Hello, Friends! Today I want to share with you something I never heard of until this week. It’s called Limber Tail Syndrome and my poor Lacey girl has a bad case of it….
My husband and I have been super busy the last few weeks getting our younger son moved from New York to Washington, DC. Therefore, we’ve had to leave our dog Lacey behind for hours at a time and once she went to the babysitter overnight. But usually if we are only gone for a few hours, we leave her outside in our backyard.
Before you judge us harshly for leaving her, she does have a large fenced in back yard complete with swimming pool, a covered veranda where she can get out of the rain and lots of shade. Plus we always make sure she has fresh water, plenty of toys and a fresh hoof or bone to keep her occupied. I also have a neighbor or friend check on her and feed her dinner if we are away after 5:00 pm. And I put down fresh beach towels on the Veranda so she can take a nap and dry off after a swim. Not too shabby. Plus Lacey adores being outside. Even when I’m home she barks and wants to go out. (Lacey’s backyard)
Last Wednesday I left her out back for the entire day while I helped my son finish unpacking. (It was a pretty, sunny day.) My friend checked on her and fed her dinner and texted me that she was fine. But when I got home my husband and I noticed that Lacey seemed nervous and restless. We thought she was upset at us for leaving her alone. But the next day we realized that she was having trouble sitting down and was not wagging her tail. The fact she wasn’t wagging her tail was alarming! Normally Lacey struts her gorgeous tail like a peacock and she wasn’t lifting it or wagging it at all.
Because I didn’t realize that Lacey wasn’t wagging her tail until Thursday evening I looked up her symptoms on the internet. I discovered she had what is called “Limber Tail Syndrome” and is most common in Labradors and Golden Retrievers. The technical name is Acute Caudal Myopathy. During the acute stage the tail is limp and hangs down and can be quite painful. The condition is similar to a sprained muscle. It can be caused by over exertion, over training, trauma to the tail, swimming in cold water or being in a crate for too long. None of these things seem to apply to Lacey. She has been swimming since she was a puppy and the pool is like bath water. (and she is NEVER in a crate.) This is how Lacey looked a few days ago. You can tell she wasn’t feeling well. Poor girl!
Just to make sure Lacey was okay I took her to the vet. He examined her tail and hips and found nothing except a red place on the under side of her tail, which he said could have been caused by a sting or bug bite. Luckily our vet is practical when it comes to extraordinary measures to treat his patients. He said he could tell her tail wasn’t broken just by feeling it. (Also he said if it was broken she would have bitten him in the face!) Because Lacey is eating and going potty as usual, he didn’t see any reason to treat her. So, no x-rays or blood work for now. I just need to keep her quiet and she should be back to normal in 7-10 days. I love this girl so much.

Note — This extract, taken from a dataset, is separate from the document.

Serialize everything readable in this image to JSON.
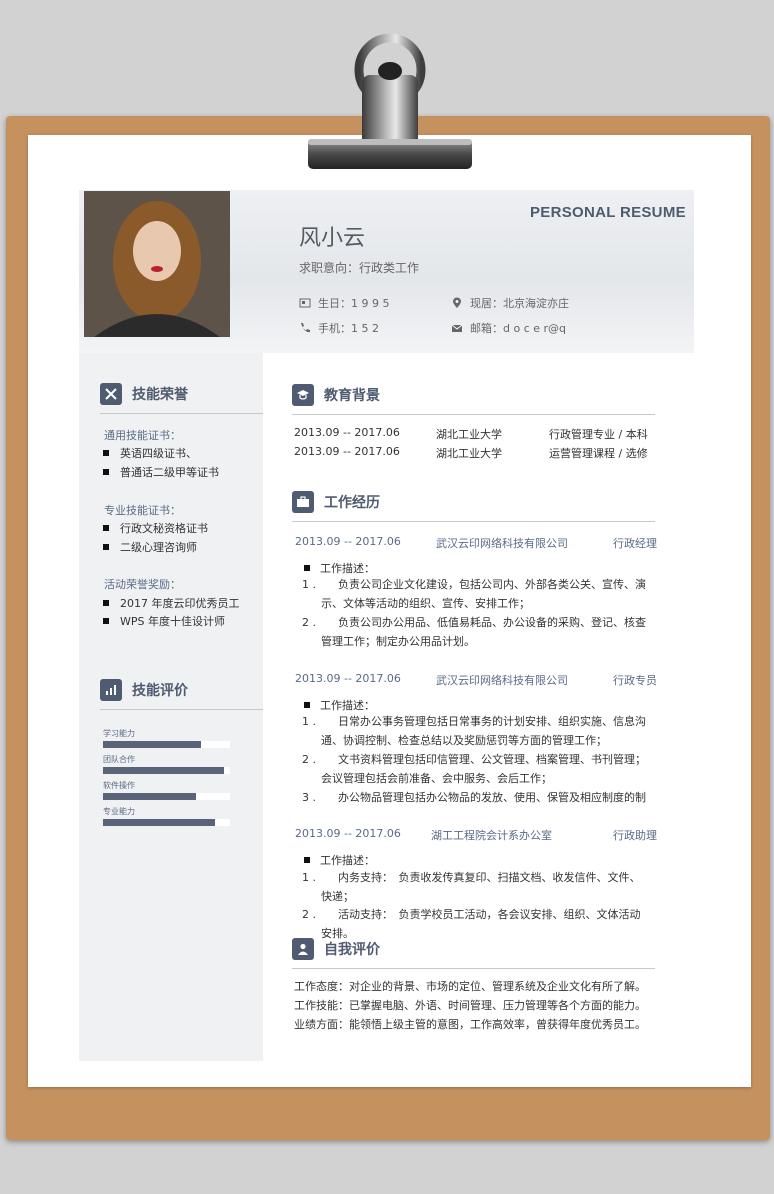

Below is a list of breeds that are susceptible to Limber Tail Syndrome. (via Vetary, Inc.)
Because there is no treatment for Limber Tail, we will have to wait it out. I can already tell Lacey is feeling better. Last night after dinner she ran and got her Big Lambchop and played with her for the first time in days. She is starting to raise her tail up higher and is starting to wag her tail again. I’m SOOOOOO relieved. I want my sweet girl back to her spunky, active self! Meanwhile, I”m supposed to make her get plenty of rest which means no swimming or playing frisbee, which is torture for her.
I wanted to share this so people will know what to look for in their dogs. I feel bad I didn’t realize right away what was bothering her. The vet could have given her an anti-imflammatory or some pain killers early on. But we have been pampering her and helping her relax and take it easy until her tail heals completely. We can’t wait until Lacey looks like this and is our happy girl again! (Photo credit: Judy Murphy)

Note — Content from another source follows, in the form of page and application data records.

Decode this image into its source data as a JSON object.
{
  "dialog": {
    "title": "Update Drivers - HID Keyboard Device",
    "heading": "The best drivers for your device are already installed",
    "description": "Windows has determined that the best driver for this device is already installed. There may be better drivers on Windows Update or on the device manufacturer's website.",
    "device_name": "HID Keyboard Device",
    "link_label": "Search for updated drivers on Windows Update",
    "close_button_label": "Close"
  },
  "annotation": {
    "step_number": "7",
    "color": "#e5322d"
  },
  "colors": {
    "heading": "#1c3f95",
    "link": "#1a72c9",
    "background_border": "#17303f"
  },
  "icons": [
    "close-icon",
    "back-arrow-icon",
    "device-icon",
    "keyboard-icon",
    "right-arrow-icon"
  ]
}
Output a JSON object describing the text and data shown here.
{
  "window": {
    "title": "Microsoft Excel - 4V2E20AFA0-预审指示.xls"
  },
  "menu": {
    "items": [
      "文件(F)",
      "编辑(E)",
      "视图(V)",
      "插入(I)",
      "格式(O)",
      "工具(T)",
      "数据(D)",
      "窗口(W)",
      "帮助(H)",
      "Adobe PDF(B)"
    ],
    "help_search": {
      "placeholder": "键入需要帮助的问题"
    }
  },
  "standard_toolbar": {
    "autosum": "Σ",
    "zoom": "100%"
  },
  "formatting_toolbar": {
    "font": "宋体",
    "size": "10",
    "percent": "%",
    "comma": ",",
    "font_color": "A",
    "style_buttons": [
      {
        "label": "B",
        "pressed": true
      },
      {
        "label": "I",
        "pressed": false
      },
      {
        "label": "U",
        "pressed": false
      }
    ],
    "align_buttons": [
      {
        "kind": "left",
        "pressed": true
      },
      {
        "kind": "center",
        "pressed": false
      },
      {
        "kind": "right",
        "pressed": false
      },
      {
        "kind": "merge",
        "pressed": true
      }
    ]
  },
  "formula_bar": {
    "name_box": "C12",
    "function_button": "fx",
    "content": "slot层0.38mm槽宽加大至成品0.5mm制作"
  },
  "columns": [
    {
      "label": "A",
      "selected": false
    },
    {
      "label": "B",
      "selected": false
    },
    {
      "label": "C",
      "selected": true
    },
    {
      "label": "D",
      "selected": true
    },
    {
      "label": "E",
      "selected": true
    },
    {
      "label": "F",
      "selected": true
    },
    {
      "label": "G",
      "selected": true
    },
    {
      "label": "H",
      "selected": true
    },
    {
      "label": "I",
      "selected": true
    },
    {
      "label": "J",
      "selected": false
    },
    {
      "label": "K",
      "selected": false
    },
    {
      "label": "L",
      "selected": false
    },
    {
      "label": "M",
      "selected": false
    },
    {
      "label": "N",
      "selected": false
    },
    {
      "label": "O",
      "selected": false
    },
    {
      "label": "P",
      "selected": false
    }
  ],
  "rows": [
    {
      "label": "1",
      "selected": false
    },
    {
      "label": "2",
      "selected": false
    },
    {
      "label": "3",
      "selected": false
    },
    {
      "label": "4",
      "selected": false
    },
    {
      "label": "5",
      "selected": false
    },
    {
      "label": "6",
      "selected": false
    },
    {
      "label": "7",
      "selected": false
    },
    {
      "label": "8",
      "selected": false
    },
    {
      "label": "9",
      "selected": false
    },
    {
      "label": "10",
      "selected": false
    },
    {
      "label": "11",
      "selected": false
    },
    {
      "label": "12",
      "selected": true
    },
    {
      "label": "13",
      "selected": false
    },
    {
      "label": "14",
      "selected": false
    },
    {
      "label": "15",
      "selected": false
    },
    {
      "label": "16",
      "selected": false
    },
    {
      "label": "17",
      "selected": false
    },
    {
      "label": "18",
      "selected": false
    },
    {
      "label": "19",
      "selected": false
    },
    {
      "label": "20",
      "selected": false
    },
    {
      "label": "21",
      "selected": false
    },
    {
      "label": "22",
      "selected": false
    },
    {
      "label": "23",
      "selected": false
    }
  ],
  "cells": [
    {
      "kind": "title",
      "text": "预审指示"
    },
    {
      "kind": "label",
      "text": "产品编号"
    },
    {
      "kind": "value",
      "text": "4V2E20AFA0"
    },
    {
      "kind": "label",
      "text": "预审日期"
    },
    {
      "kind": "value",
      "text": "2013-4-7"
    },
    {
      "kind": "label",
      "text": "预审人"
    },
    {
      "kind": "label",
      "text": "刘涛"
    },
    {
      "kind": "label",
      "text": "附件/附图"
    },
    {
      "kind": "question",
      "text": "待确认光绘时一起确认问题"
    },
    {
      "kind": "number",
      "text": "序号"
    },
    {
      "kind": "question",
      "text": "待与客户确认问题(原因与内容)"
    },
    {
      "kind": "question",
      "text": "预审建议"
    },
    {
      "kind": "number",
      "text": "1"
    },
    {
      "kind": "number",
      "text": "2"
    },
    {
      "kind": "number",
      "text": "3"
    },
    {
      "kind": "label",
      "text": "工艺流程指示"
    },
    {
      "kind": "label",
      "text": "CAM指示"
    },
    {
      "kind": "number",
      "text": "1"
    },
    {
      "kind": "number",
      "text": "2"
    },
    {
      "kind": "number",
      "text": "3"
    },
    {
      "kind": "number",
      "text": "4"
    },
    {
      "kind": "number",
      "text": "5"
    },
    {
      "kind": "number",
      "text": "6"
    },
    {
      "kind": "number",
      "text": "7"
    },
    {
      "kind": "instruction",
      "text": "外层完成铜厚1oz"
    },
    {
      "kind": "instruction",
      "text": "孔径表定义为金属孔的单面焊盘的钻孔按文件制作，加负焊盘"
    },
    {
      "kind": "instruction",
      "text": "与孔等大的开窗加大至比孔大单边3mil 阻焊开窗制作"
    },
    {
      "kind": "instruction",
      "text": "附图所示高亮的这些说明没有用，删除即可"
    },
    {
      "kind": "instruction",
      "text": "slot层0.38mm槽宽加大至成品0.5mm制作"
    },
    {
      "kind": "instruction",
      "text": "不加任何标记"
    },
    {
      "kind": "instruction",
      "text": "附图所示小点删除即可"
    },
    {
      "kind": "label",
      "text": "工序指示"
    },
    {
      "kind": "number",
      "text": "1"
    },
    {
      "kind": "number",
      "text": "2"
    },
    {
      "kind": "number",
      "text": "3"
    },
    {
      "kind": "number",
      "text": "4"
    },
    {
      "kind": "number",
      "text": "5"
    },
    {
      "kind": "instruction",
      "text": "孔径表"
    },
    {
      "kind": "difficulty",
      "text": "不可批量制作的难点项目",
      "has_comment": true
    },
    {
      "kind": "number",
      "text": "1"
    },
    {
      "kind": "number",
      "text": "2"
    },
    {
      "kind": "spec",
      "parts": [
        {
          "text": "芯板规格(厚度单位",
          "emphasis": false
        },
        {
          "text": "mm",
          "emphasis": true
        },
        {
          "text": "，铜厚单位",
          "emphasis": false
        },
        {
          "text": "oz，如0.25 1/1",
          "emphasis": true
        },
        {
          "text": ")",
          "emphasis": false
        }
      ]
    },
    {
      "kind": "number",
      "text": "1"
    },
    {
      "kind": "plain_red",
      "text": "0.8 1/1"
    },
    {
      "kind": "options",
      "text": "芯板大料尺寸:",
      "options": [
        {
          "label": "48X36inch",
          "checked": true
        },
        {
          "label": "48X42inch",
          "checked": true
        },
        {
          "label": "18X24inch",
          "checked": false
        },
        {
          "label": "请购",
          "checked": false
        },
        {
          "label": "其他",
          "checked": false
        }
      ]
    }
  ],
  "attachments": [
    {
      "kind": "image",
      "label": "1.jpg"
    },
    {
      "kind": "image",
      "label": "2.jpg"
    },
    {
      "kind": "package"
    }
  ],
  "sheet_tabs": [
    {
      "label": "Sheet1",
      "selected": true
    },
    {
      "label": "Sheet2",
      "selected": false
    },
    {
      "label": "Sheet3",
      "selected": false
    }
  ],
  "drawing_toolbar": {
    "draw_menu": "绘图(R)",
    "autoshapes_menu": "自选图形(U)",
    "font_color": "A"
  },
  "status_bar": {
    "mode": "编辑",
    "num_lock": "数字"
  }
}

We still aren’t sure what exactly caused Limber Tail Syndrome in Lacey. The vet couldn’t explain it either since we didn’t think there had been any trauma or over exertion. He said many times they don’t know what causes it. (Also make sure young children don’t tug on a dog’s tail as this can cause a sprained tail too.) We think maybe Lacey’s was caused by an insect bite? It doesn’t appear to be a chronic condition so hopefully she won’t ever get it again.
I hope this helps people with active dogs. If your dog seems to be overdoing it, make them rest. Hopefully you can avoid this in your fur baby! Thanks for stopping by. Take care and have a great day! xoxo Dell & Lacey